Problem details: Repeat, word for word, all the data that follows, and exclude the pictures.

══════════════════════════════

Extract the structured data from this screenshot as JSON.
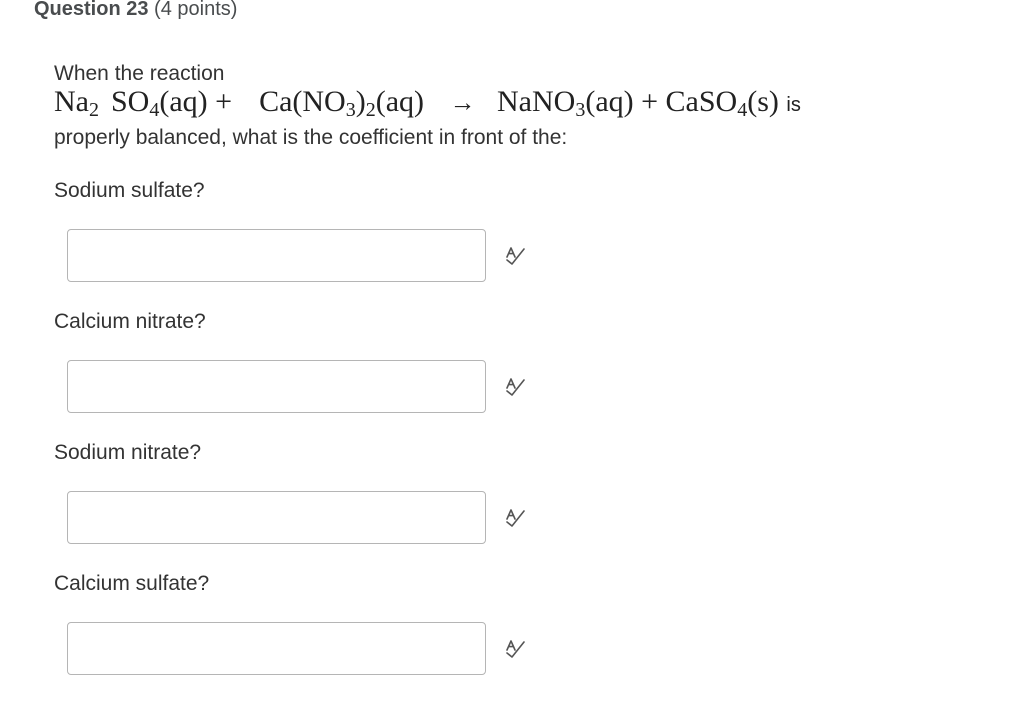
{
  "question": {
    "title": "Question 23",
    "points": "(4 points)",
    "intro": "When the reaction",
    "equation": {
      "r1_a": "Na",
      "r1_s1": "2",
      "r1_b": "SO",
      "r1_s2": "4",
      "r1_c": "(aq) +",
      "r2_a": "Ca(NO",
      "r2_s1": "3",
      "r2_b": ")",
      "r2_s2": "2",
      "r2_c": "(aq)",
      "arrow": "→",
      "p1_a": "NaNO",
      "p1_s1": "3",
      "p1_b": "(aq) +",
      "p2_a": "CaSO",
      "p2_s1": "4",
      "p2_b": "(s)",
      "tail": "is"
    },
    "continuation": "properly balanced, what is the coefficient in front of the:"
  },
  "parts": [
    {
      "label": "Sodium sulfate?",
      "value": "",
      "icon": "spell-check-icon"
    },
    {
      "label": "Calcium nitrate?",
      "value": "",
      "icon": "spell-check-icon"
    },
    {
      "label": "Sodium nitrate?",
      "value": "",
      "icon": "spell-check-icon"
    },
    {
      "label": "Calcium sulfate?",
      "value": "",
      "icon": "spell-check-icon"
    }
  ]
}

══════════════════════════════

Exercise result:
Extract the structured data from this screenshot as JSON.
{
  "question": {
    "title": "Question 23",
    "points": "(4 points)",
    "intro": "When the reaction",
    "equation": {
      "r1_a": "Na",
      "r1_s1": "2",
      "r1_b": "SO",
      "r1_s2": "4",
      "r1_c": "(aq) +",
      "r2_a": "Ca(NO",
      "r2_s1": "3",
      "r2_b": ")",
      "r2_s2": "2",
      "r2_c": "(aq)",
      "arrow": "→",
      "p1_a": "NaNO",
      "p1_s1": "3",
      "p1_b": "(aq) +",
      "p2_a": "CaSO",
      "p2_s1": "4",
      "p2_b": "(s)",
      "tail": "is"
    },
    "continuation": "properly balanced, what is the coefficient in front of the:"
  },
  "parts": [
    {
      "label": "Sodium sulfate?",
      "value": "",
      "icon": "spell-check-icon"
    },
    {
      "label": "Calcium nitrate?",
      "value": "",
      "icon": "spell-check-icon"
    },
    {
      "label": "Sodium nitrate?",
      "value": "",
      "icon": "spell-check-icon"
    },
    {
      "label": "Calcium sulfate?",
      "value": "",
      "icon": "spell-check-icon"
    }
  ]
}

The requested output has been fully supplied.